MinecraftEdu is a fantastic tool that allows teachers to manage and use Minecraft for learning with relative ease. The problem is they are closed systems only accessible on the school network. Yet most of the young students I know have been playing on multiplayer servers with mostly teenagers and adults, not a safe environment. Also teachers have little opportunity to collaborate and use the power of Minecraft outside the school system. Imagine a free national server with shared wondrous learning worlds, managed plugins and just for NZ teachers and students? Well no one can stop us from dreaming...
Why a National Server? Currently, many schools host their own servers restricted internally, only available at school. Teachers don’t have time to learn to manage servers and coding, and create learning worlds.
Allow free access from home allows teachers to create flipped learning & students home study.
Give teachers free teaching worlds: Teachers free access to the portal and their own “world” for teaching.
Provide teacher support to manage plugins, worlds and translate learning objectives into Minecraft
Collaboration with other schools and students at any time (self direct learning).
Reduced maintenance costs and expertise. The Minecraft software is continually updated, requiring more server updates than other software. There is a wide range of modifications and options which require specialist expertise, which many school ICT responsibilities or teachers do not have the time to learn and maintain.

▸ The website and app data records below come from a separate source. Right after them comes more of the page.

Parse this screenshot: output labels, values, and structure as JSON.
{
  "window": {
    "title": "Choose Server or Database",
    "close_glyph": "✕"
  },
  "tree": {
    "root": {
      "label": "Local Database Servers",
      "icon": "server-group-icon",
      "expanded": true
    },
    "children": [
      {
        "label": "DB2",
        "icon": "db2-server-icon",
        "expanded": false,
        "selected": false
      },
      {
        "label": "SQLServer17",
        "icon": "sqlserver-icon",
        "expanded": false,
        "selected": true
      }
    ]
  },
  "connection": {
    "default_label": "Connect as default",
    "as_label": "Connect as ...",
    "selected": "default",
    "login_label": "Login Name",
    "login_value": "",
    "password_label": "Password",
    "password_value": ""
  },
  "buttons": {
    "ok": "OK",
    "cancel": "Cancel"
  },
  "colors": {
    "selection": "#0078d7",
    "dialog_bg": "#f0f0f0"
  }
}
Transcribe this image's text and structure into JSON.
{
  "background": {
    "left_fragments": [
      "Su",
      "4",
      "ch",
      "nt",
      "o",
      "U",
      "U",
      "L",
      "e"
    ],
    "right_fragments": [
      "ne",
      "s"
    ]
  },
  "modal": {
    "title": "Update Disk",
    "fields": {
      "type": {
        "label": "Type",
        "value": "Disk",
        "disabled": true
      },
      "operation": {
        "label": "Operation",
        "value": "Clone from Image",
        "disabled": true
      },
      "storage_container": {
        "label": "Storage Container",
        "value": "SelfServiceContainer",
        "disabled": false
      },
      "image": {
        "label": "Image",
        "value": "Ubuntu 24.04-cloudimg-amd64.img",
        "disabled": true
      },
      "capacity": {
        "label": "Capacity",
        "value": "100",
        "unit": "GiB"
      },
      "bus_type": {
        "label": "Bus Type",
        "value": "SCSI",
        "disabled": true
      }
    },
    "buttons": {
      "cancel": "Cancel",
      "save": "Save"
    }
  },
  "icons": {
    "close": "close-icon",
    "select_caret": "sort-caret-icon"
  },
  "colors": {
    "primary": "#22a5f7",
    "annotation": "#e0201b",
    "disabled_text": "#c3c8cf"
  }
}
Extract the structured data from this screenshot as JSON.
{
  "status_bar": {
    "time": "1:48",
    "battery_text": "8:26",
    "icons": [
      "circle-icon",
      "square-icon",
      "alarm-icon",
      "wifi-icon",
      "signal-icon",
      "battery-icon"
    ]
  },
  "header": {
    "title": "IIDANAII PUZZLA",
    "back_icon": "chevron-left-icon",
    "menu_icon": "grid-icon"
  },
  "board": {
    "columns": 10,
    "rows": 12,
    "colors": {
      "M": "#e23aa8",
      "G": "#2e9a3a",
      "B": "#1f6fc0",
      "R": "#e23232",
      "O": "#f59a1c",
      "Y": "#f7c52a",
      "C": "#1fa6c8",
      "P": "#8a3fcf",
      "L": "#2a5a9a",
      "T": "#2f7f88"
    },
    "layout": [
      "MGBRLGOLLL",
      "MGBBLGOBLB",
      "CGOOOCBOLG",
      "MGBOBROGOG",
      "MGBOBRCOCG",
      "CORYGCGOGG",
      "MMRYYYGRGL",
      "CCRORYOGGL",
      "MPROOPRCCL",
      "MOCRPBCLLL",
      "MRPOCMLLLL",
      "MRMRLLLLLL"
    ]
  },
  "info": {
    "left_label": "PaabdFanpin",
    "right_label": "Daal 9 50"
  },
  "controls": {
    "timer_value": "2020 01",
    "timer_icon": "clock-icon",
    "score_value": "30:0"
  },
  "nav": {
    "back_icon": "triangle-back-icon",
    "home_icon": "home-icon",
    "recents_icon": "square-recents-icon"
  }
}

Improved safe access controls. Easy configuration of ‘Creative’ mode, safe and non-bullying features.
Greater access to options and modification. Numerous mods and plugins are available to change aspects of the world are available for Minecraft that can be managed on behalf of teachers.

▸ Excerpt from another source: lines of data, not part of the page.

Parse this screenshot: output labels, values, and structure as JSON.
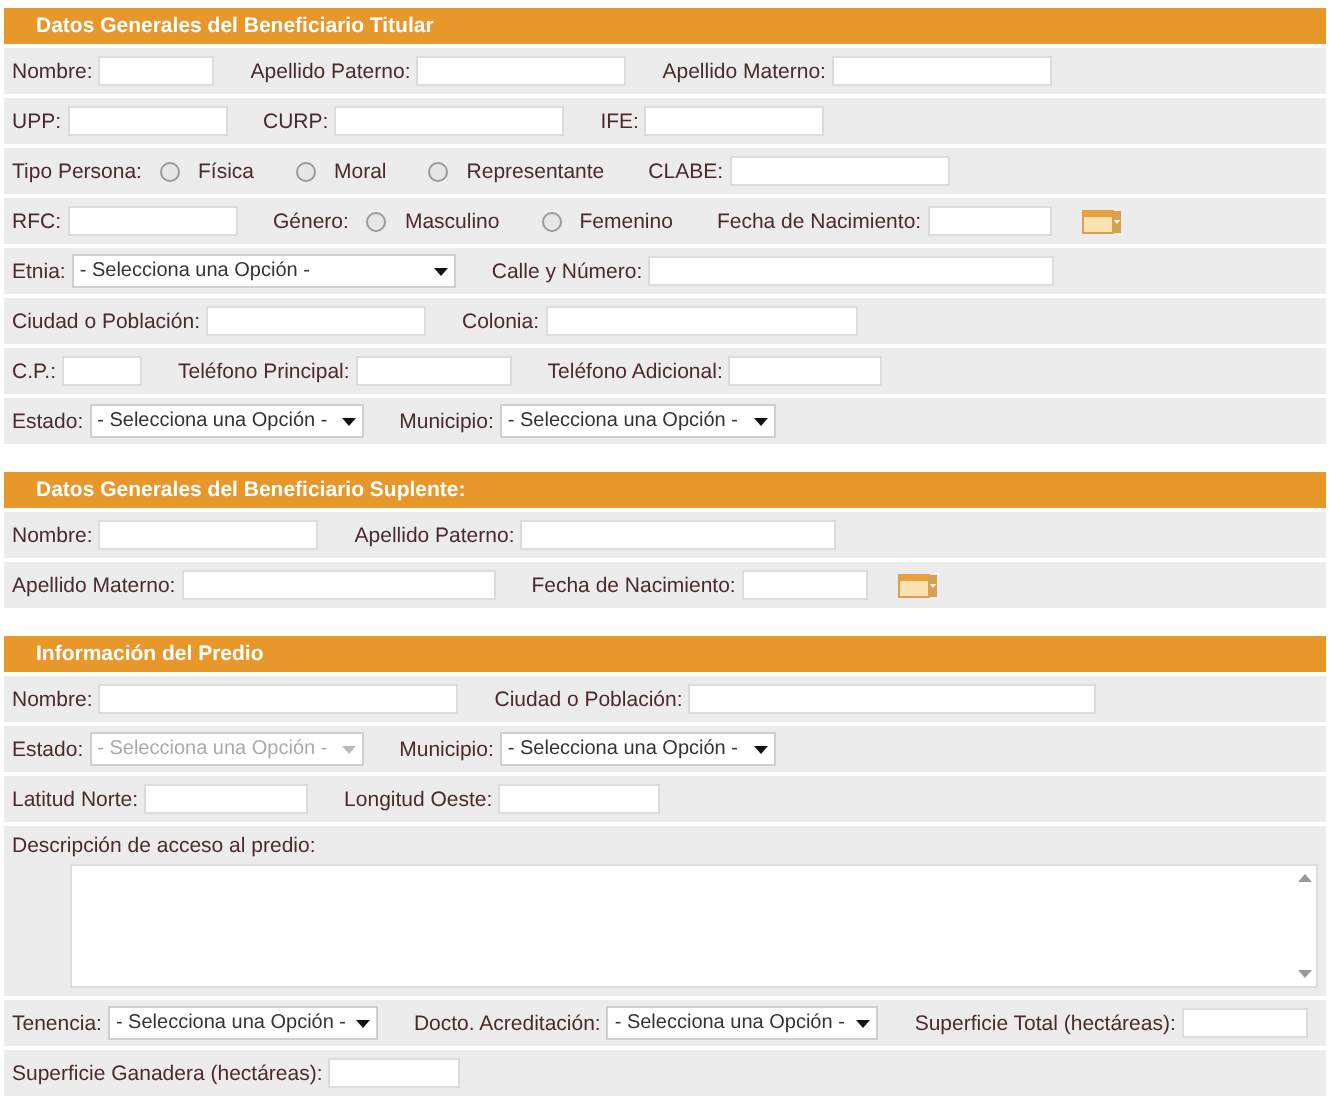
{
  "sections": [
    {
      "title": "Datos Generales del Beneficiario Titular",
      "rows": [
        [
          {
            "kind": "text",
            "label": "Nombre:"
          },
          {
            "kind": "text",
            "label": "Apellido Paterno:"
          },
          {
            "kind": "text",
            "label": "Apellido Materno:"
          }
        ],
        [
          {
            "kind": "text",
            "label": "UPP:"
          },
          {
            "kind": "text",
            "label": "CURP:"
          },
          {
            "kind": "text",
            "label": "IFE:"
          }
        ],
        [
          {
            "kind": "radio",
            "label": "Tipo Persona:",
            "options": [
              {
                "label": "Física",
                "selected": false
              },
              {
                "label": "Moral",
                "selected": false
              },
              {
                "label": "Representante",
                "selected": false
              }
            ]
          },
          {
            "kind": "text",
            "label": "CLABE:"
          }
        ],
        [
          {
            "kind": "text",
            "label": "RFC:"
          },
          {
            "kind": "radio",
            "label": "Género:",
            "options": [
              {
                "label": "Masculino",
                "selected": false
              },
              {
                "label": "Femenino",
                "selected": false
              }
            ]
          },
          {
            "kind": "date",
            "label": "Fecha de Nacimiento:"
          }
        ],
        [
          {
            "kind": "select",
            "label": "Etnia:",
            "value": "- Selecciona una Opción -",
            "disabled": false
          },
          {
            "kind": "text",
            "label": "Calle y Número:"
          }
        ],
        [
          {
            "kind": "text",
            "label": "Ciudad o Población:"
          },
          {
            "kind": "text",
            "label": "Colonia:"
          }
        ],
        [
          {
            "kind": "text",
            "label": "C.P.:"
          },
          {
            "kind": "text",
            "label": "Teléfono Principal:"
          },
          {
            "kind": "text",
            "label": "Teléfono Adicional:"
          }
        ],
        [
          {
            "kind": "select",
            "label": "Estado:",
            "value": "- Selecciona una Opción -",
            "disabled": false
          },
          {
            "kind": "select",
            "label": "Municipio:",
            "value": "- Selecciona una Opción -",
            "disabled": false
          }
        ]
      ]
    },
    {
      "title": "Datos Generales del Beneficiario Suplente:",
      "rows": [
        [
          {
            "kind": "text",
            "label": "Nombre:"
          },
          {
            "kind": "text",
            "label": "Apellido Paterno:"
          }
        ],
        [
          {
            "kind": "text",
            "label": "Apellido Materno:"
          },
          {
            "kind": "date",
            "label": "Fecha de Nacimiento:"
          }
        ]
      ]
    },
    {
      "title": "Información del Predio",
      "rows": [
        [
          {
            "kind": "text",
            "label": "Nombre:"
          },
          {
            "kind": "text",
            "label": "Ciudad o Población:"
          }
        ],
        [
          {
            "kind": "select",
            "label": "Estado:",
            "value": "- Selecciona una Opción -",
            "disabled": true
          },
          {
            "kind": "select",
            "label": "Municipio:",
            "value": "- Selecciona una Opción -",
            "disabled": false
          }
        ],
        [
          {
            "kind": "text",
            "label": "Latitud Norte:"
          },
          {
            "kind": "text",
            "label": "Longitud Oeste:"
          }
        ],
        [
          {
            "kind": "textarea",
            "label": "Descripción de acceso al predio:"
          }
        ],
        [
          {
            "kind": "select",
            "label": "Tenencia:",
            "value": "- Selecciona una Opción -",
            "disabled": false
          },
          {
            "kind": "select",
            "label": "Docto. Acreditación:",
            "value": "- Selecciona una Opción -",
            "disabled": false
          },
          {
            "kind": "text",
            "label": "Superficie Total (hectáreas):"
          }
        ],
        [
          {
            "kind": "text",
            "label": "Superficie Ganadera (hectáreas):"
          }
        ]
      ]
    }
  ]
}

Linkages to educational resources and advice for teachers. Many resources and resources worlds with Minecraft can be provided so teachers can teach and show use good models and exemplars of Minecraft; without having to know the game themselves.
As a teacher, how would you use it?